Numberless are those who have life through You, yet You hear the cry of all creatures. You hear the cry of all without confusing their voices and without playing favorites. You hear not only the voice of one who is responsible for many others. You hear not only the voice of one who prays for dear ones. No, You also hear the most miserable, the most abandoned, the most solitary person—in the desert, in the multitude.

If the forgotten one has become unknown in the crowd, having ceased to be anything more than a number on a list, You remember the person and the name. If in the thick shadows of dread, in the prey of terrible thoughts, we are abandoned, abandoned almost by the language we speak, still You would not have forgotten us. You would understand our language, You who hears the cry of all. You find a way to us which is prompter than light and more constant than the stars.

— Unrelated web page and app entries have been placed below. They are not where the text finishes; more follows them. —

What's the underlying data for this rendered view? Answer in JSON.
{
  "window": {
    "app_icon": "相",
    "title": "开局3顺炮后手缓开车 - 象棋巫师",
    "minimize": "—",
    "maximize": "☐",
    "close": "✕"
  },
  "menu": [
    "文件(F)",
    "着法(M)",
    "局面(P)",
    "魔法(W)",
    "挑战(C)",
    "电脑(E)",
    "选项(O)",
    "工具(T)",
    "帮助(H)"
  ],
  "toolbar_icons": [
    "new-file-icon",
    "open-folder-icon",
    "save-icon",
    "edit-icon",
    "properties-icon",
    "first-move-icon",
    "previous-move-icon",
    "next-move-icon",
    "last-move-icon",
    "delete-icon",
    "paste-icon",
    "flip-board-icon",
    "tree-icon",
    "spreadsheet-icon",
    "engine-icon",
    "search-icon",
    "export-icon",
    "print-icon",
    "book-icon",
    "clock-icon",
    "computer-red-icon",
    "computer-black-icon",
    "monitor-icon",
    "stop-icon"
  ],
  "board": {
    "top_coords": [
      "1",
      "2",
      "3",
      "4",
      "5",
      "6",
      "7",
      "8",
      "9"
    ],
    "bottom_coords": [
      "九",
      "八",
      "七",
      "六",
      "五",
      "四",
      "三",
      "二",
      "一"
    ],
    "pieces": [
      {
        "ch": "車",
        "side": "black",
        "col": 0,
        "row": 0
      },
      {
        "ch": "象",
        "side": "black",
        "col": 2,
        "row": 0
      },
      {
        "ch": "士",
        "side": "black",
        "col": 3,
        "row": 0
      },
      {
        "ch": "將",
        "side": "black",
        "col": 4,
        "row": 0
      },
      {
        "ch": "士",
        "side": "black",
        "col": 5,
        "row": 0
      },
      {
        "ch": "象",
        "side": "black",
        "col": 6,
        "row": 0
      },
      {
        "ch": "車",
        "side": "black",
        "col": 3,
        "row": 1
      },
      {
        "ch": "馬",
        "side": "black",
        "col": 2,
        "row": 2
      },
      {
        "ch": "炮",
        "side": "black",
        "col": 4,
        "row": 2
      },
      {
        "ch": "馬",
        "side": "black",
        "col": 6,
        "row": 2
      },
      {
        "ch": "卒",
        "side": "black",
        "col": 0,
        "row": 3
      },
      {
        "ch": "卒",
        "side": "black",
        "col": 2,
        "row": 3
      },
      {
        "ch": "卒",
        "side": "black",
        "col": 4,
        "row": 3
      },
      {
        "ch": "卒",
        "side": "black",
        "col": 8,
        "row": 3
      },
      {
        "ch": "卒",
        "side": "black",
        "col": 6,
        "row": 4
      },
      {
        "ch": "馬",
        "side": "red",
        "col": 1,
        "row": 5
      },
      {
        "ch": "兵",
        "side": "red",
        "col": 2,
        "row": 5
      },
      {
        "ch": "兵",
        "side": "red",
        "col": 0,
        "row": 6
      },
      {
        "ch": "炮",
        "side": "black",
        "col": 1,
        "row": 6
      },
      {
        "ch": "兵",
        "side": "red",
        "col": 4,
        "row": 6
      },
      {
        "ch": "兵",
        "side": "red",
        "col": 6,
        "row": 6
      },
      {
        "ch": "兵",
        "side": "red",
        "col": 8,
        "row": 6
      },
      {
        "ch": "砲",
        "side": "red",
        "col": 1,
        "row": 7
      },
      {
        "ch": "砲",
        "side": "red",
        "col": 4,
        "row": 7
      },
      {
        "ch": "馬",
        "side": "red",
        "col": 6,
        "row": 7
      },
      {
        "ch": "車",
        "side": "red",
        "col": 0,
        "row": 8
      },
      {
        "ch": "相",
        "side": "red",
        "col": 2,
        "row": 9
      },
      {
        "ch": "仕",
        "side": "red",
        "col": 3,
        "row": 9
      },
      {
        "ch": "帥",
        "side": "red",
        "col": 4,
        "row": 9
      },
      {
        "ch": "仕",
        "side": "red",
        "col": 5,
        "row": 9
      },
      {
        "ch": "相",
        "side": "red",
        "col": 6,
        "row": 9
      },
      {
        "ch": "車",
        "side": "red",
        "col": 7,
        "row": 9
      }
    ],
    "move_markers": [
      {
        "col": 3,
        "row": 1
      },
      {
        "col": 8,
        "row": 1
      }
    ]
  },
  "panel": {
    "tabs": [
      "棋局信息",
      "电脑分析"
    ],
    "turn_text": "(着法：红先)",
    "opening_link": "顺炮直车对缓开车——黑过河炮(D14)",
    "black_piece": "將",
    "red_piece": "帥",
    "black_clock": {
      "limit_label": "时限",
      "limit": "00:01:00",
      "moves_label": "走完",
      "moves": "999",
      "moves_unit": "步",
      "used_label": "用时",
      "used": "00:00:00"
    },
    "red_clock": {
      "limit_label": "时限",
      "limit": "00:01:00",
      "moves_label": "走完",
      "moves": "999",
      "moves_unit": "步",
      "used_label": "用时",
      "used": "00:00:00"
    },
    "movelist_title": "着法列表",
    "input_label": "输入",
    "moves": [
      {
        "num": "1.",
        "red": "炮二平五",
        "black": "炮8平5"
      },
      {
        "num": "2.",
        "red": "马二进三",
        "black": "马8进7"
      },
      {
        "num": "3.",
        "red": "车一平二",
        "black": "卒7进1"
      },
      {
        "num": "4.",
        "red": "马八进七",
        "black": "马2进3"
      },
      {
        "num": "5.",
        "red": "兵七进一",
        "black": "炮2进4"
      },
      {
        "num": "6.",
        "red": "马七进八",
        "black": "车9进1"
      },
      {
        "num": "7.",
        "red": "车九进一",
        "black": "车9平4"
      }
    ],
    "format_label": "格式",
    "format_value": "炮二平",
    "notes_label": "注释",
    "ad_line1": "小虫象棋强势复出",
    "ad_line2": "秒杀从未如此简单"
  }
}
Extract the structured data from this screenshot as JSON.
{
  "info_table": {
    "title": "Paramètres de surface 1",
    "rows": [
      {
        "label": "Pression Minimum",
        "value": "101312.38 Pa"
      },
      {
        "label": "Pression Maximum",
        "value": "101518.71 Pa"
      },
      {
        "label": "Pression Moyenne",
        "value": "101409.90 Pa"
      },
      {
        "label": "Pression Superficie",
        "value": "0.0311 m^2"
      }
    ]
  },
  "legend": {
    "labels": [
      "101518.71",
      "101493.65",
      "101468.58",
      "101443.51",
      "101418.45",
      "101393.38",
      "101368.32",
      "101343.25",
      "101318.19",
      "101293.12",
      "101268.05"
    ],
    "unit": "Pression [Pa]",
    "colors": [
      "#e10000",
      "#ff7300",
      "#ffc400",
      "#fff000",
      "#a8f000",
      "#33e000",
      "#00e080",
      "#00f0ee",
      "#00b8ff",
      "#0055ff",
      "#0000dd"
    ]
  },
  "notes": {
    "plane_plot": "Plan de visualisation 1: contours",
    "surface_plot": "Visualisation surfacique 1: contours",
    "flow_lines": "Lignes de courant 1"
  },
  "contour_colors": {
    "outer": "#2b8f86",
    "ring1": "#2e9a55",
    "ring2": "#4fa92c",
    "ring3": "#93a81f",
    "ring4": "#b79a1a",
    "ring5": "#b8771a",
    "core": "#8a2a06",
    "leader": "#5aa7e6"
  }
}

How could anything rightly be said about love if You were forgotten,
O God,
You from whom all love comes;
You who holds back nothing but gives Yourself in love;
You who are love, so the lovers are only what they are through being
in You?

How could anything rightly be said about love if You were forgotten,
You who manifests what love is,
You who reminds us to love as we are loved;
You who are everywhere present and never without the works of love,
the acts of love?
How could anything rightly be said about love if You were forgotten,
O Love Eternal?


O God, when at times our strength is taken from us, when sorrow overcomes us like a kind of fog in which our vision is plunged as into a dark night; when our hearts do tremble with our loss: then teach us and strengthen the conviction in our hearts that in death, no less than in life, we belong to You.


We are grateful that You are present everywhere, O God. You are near should anyone call upon You from a bed of sickness, or cry out in great need upon the sea. All are drawn to seek You, the Friend of the thankful, the Consolation of the weak, the Refuge of the anxious, the Confidante of the suffering as You count their tears, the Comfort of the dying. We are grateful that You give Your gifts to everyone who needs them.